Two practical times for mulling can be when exercising and when driving. Some small preparations for integrating such prayer into these exercises can be helpful.

Exercising
As you do your preparatory stretches, pray the line of the Psalm "I praise you God for I am wonderfully made!"
Similarly when doing your concluding stretches use the prayer of St Clare "Praised be you, my God, for creating me!"

Driving
Have some music that you find helps you turn you mind and heart to God and play that for the first 10 minutes or so of your trip.

This Sunday's Mulling Meditation

As you go through your day, mull on the smallest ways in which you can show the love of God through your actions.

Mirror Meditation

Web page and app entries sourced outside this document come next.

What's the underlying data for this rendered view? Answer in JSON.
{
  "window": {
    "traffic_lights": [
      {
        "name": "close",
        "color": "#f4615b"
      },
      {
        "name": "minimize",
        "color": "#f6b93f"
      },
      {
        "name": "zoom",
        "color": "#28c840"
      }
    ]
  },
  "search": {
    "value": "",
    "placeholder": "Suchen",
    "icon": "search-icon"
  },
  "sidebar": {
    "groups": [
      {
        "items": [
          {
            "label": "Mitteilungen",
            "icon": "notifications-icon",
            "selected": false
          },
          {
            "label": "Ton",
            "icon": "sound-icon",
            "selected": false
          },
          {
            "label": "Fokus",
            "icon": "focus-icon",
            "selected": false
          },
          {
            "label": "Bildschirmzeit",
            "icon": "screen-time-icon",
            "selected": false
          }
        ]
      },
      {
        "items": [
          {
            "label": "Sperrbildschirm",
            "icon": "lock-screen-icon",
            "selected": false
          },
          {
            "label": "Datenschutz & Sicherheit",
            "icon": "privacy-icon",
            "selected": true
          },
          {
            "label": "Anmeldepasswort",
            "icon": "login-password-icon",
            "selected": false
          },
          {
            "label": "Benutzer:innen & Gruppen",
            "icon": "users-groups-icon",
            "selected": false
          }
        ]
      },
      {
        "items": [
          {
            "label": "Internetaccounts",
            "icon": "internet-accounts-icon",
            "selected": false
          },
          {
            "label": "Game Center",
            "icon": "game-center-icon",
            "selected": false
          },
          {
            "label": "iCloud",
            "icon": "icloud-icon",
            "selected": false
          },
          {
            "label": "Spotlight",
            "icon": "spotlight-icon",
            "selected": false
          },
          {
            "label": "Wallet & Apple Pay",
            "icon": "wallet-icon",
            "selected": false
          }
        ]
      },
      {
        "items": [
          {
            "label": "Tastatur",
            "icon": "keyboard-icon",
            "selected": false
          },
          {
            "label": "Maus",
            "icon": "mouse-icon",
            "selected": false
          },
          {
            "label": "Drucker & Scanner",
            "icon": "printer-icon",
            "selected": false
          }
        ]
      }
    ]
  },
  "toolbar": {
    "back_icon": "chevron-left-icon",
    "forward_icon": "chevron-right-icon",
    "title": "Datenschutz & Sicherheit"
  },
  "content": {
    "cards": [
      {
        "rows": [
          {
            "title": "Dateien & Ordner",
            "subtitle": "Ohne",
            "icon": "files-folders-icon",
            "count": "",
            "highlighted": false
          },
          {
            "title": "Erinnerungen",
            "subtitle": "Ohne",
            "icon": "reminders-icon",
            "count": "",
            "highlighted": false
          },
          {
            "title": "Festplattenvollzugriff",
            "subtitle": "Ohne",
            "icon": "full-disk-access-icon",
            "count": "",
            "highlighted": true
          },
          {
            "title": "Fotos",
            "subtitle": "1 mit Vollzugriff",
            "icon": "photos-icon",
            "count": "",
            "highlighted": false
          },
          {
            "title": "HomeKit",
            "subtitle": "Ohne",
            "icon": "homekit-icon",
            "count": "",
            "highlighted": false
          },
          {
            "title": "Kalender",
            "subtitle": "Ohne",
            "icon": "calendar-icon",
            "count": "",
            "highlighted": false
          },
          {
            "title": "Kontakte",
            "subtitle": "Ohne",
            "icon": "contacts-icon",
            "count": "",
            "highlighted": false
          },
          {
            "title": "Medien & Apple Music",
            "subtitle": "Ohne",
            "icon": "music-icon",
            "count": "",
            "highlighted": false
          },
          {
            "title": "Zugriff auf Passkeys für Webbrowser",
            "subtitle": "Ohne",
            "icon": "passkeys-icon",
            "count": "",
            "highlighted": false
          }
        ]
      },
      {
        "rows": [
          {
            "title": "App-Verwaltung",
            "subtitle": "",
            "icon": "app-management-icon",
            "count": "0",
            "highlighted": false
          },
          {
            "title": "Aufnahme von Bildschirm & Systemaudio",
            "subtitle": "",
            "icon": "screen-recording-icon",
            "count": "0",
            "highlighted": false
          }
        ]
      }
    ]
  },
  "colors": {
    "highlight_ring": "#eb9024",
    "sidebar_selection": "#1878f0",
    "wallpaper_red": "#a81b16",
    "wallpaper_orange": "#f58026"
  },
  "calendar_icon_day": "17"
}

In the Letter of James, we are told that the Scriptures are like a mirror in which we can see ourselves. In this type of meditation we take a piece of Scripture, hold it before us and consider what echoes within our heart. These echoes help us to see who we are before God and how we are loved. What usually echoes in us are situations that we are dealing with in our lives. When something strikes us, we do not actively try to solve the situation or work it through. Rather we sit holding it in God's love. The point of such a meditation is to make space within the situation for God's love to be. In 'sitting with' such a situation, painful or sad, we come to recognise the love of God that is at work on our lives. The suggestions for Mirror reflections can also be used for Exercise reflections but wouldn't be advised for Driving Prayer as often some degree of emotion or distraction might rise in such prayer.

This Sunday's Mirror Meditation

Rest in the love of your God.

When you feel at home with God, ask yourself what you see as the crosses in your life at present.  What is your attitude to them?

When you feel you have answered these questions, ask yourself, what things cause you inconvenience, challenge or discomfort at this time?  Do you see them as crosses? If you did see them as crosses, how would you attitude to them change?

Rest in the love of your God.